Sold out weeks before the event Feb. 9, the Sweetheart Ball has achieved what other organizations can only dream about. The ball is a combination of lap-of-luxury trappings with a financial commitment to help others.
A benefit for Help the Needy, a nonprofit organization that offers a “hand up rather than a handout,” the ball is distinguished by the caliber of donated auction items.
From the sublime to the adventurous, the items include one week in condos in Hawaii and Florida, a week in a home in Breckenridge, a night at the Broadmoor and brunch at the Summit, an overnight and dinner at the Swiss Chalet, Bronco Billy's or the Wyndham and dinners at upscale restaurants in Ute Pass and Colorado Springs.
Art work, salon services, furniture, jewelry, liquor and limos, the items are pamper-plus. Perhaps the most unusual is a pack-trained llama donated by Stage Stop Llamas in Teller County.
The theme is compelling, a line borrowed from Forest Gump that “life is like a box of chocolates; you never know what you're going to get.”
With 63 boxes of chocolates, each with a gift certificate attached, guests are invited to buy a box for varying prices and gamble on what's inside, a reflection of the Gump theme. “You never know what life is going to deal you, so that's where Help the Needy comes in,” said Linda Meier, who with Rose Carpenter, chairs the event. “It's a great event to be part of because there are a lot of needy families in Teller County.”
This year's needs are somewhat different from those of last year. “The distribution of our monies has usually gone to help pay utility bills,” said Bob Taylor, president of the HtN board. “This year, we're paying more mortgage payments and rent they were what the clients needed to get through the period.”
Taylor is proud of the quality of HtN's largesse, a process that begins with the initial interview. “When a client comes in, they get one of two answers: no or a qualified yes,” Taylor said.
If affirmative, clients receive budget counseling and advice on making decisions. “When people are in crisis mode, they make bad decisions,” he said.
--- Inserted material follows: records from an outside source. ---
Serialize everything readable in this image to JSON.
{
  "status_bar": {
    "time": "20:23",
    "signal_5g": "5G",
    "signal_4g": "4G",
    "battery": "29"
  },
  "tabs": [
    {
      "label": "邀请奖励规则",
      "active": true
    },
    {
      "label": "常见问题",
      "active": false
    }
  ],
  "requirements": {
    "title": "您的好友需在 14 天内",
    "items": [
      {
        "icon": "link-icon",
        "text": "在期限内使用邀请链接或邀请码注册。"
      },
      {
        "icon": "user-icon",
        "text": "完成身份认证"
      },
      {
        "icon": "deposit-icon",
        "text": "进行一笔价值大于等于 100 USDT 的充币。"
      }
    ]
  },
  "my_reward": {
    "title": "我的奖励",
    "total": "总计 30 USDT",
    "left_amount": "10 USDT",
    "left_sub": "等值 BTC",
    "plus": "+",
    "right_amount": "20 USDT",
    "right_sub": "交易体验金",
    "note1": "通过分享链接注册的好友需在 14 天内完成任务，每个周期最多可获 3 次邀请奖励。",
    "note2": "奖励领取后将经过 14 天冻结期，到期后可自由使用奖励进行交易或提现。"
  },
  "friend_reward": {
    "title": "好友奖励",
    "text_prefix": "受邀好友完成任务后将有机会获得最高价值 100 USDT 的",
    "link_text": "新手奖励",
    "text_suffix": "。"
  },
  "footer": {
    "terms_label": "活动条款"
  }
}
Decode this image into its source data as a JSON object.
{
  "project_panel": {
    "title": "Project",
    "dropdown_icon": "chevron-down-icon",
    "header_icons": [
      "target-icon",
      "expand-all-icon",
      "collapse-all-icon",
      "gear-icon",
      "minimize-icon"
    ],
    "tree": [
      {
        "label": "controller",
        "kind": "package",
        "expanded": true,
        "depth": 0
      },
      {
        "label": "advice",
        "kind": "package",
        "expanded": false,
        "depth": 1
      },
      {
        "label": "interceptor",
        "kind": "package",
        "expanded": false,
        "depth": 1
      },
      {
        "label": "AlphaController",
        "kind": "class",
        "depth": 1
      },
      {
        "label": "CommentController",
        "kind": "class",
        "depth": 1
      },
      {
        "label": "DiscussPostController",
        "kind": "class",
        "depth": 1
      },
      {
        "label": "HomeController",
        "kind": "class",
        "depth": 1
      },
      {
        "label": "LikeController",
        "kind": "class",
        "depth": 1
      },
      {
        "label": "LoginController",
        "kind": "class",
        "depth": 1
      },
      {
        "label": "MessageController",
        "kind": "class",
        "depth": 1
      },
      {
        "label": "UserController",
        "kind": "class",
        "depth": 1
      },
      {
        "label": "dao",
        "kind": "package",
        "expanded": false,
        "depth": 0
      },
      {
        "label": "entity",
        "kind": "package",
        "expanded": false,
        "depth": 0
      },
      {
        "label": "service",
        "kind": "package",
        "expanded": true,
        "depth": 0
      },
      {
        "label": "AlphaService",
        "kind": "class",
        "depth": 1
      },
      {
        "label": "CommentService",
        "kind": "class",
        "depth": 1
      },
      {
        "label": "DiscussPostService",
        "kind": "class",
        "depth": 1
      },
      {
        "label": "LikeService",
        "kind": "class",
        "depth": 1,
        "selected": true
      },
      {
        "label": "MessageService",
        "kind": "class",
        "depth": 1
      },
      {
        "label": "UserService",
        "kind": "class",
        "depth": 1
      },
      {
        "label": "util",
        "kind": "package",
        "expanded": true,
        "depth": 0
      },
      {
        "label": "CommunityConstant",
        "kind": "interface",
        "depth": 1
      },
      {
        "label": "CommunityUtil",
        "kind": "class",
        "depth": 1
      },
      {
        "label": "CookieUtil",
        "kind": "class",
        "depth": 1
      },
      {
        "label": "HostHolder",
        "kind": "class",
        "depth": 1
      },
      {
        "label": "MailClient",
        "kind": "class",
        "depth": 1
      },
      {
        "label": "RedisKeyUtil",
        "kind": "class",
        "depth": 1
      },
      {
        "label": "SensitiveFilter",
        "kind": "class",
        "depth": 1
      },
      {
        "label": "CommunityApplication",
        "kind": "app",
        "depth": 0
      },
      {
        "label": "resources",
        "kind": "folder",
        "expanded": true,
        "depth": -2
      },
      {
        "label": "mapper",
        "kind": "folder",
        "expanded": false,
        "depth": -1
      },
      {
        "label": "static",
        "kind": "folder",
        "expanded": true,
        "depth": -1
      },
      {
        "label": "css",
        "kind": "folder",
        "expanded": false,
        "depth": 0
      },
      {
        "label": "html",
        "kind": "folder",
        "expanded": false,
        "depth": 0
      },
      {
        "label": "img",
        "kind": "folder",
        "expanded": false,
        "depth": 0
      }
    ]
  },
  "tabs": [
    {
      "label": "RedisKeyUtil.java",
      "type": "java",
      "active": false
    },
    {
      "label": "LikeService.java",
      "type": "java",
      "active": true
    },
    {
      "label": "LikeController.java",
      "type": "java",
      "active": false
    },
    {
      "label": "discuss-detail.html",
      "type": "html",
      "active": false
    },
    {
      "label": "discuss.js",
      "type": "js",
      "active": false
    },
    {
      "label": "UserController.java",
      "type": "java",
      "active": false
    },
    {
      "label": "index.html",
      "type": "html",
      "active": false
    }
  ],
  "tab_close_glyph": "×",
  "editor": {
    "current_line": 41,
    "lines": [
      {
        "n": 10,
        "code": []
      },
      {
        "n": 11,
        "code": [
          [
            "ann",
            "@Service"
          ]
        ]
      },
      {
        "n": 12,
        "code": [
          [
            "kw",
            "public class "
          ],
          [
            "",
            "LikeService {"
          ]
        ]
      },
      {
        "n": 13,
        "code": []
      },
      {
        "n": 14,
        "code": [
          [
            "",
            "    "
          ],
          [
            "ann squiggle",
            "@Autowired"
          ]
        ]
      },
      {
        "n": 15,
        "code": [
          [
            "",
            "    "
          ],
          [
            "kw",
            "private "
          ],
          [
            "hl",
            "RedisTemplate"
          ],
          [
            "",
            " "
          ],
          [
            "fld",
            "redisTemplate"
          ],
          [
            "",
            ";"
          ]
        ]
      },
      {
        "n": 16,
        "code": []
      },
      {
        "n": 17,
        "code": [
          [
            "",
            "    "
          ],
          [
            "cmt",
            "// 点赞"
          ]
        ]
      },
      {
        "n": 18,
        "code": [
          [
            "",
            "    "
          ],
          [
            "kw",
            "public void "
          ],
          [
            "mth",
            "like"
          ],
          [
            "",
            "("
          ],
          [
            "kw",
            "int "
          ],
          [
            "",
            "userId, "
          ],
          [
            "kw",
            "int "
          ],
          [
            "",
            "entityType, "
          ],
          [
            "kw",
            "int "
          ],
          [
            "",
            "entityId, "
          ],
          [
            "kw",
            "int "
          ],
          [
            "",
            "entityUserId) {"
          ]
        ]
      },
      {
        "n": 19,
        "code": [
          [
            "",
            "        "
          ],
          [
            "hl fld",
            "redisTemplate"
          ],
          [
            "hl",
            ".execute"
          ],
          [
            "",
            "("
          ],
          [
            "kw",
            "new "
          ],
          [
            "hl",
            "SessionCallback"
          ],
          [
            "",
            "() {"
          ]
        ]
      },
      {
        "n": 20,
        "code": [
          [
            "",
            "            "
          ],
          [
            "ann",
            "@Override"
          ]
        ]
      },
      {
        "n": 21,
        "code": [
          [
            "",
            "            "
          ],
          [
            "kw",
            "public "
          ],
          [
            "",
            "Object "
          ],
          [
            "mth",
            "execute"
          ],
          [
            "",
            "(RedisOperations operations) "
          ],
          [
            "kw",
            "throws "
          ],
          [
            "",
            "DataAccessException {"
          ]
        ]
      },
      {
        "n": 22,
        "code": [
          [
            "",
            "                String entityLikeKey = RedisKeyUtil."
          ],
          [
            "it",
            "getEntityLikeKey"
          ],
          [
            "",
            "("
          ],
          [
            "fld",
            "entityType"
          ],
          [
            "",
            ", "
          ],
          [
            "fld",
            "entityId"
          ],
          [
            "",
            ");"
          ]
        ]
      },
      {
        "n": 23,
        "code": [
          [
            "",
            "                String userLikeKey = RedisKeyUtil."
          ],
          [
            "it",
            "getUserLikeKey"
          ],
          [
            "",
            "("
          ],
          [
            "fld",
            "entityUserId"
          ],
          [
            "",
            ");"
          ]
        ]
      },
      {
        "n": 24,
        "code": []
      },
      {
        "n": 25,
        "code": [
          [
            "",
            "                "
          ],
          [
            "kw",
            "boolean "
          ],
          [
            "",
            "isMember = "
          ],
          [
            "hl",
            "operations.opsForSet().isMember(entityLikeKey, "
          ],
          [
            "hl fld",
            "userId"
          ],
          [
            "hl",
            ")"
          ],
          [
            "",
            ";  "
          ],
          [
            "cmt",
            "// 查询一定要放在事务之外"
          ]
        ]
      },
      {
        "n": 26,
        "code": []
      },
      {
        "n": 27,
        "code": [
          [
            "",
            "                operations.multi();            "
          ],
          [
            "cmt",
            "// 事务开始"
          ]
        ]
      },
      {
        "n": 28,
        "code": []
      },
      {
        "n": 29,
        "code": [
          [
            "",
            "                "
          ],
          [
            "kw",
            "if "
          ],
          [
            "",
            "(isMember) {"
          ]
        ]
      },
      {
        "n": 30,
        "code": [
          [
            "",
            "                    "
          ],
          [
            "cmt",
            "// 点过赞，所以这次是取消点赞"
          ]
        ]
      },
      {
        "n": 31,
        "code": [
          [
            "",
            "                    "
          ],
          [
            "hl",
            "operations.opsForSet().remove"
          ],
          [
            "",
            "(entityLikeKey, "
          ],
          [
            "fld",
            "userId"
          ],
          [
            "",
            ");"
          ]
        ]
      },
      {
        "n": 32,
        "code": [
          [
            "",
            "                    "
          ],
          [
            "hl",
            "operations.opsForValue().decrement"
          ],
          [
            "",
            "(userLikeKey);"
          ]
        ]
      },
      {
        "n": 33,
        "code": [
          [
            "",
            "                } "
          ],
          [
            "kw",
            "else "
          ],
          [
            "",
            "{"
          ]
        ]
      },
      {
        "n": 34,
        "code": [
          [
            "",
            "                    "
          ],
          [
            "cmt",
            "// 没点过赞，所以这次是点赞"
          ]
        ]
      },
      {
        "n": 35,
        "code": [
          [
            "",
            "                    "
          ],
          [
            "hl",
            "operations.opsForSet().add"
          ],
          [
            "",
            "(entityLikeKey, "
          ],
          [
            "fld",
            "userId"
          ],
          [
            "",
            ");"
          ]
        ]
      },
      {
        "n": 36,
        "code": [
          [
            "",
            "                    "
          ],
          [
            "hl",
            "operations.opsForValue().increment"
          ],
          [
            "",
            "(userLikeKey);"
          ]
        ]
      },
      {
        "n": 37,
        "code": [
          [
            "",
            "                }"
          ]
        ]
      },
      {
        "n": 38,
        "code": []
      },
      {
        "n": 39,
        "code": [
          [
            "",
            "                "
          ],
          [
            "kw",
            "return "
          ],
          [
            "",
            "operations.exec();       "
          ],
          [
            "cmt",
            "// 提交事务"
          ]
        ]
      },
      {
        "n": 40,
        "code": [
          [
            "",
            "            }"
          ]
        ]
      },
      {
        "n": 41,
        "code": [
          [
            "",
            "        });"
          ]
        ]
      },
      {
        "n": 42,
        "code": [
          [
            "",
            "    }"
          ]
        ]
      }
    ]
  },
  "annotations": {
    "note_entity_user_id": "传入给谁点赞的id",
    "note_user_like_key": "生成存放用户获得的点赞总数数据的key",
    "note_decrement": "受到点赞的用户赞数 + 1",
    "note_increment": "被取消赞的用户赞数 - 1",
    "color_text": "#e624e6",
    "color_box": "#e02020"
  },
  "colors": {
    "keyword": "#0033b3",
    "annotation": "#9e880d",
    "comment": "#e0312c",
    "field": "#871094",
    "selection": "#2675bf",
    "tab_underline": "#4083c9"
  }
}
To seal the deal, clients sign a contract agreeing to seek ways to be self-sustaining within a few months.
“We tell them they have to make better decisions,” Taylor said.
Help the Needy was founded 31 years ago by Greg Schilling who modeled the all-volunteer organization on assessing clients' willingness to be helped.
The Sweetheart Ball, which features valet parking and dinner by Neil Levy's Swiss Chalet, is sold out but the organizers encourage others to come to Shining Mountain Golf Club at 9 p.m. to dance to the John Cary Band.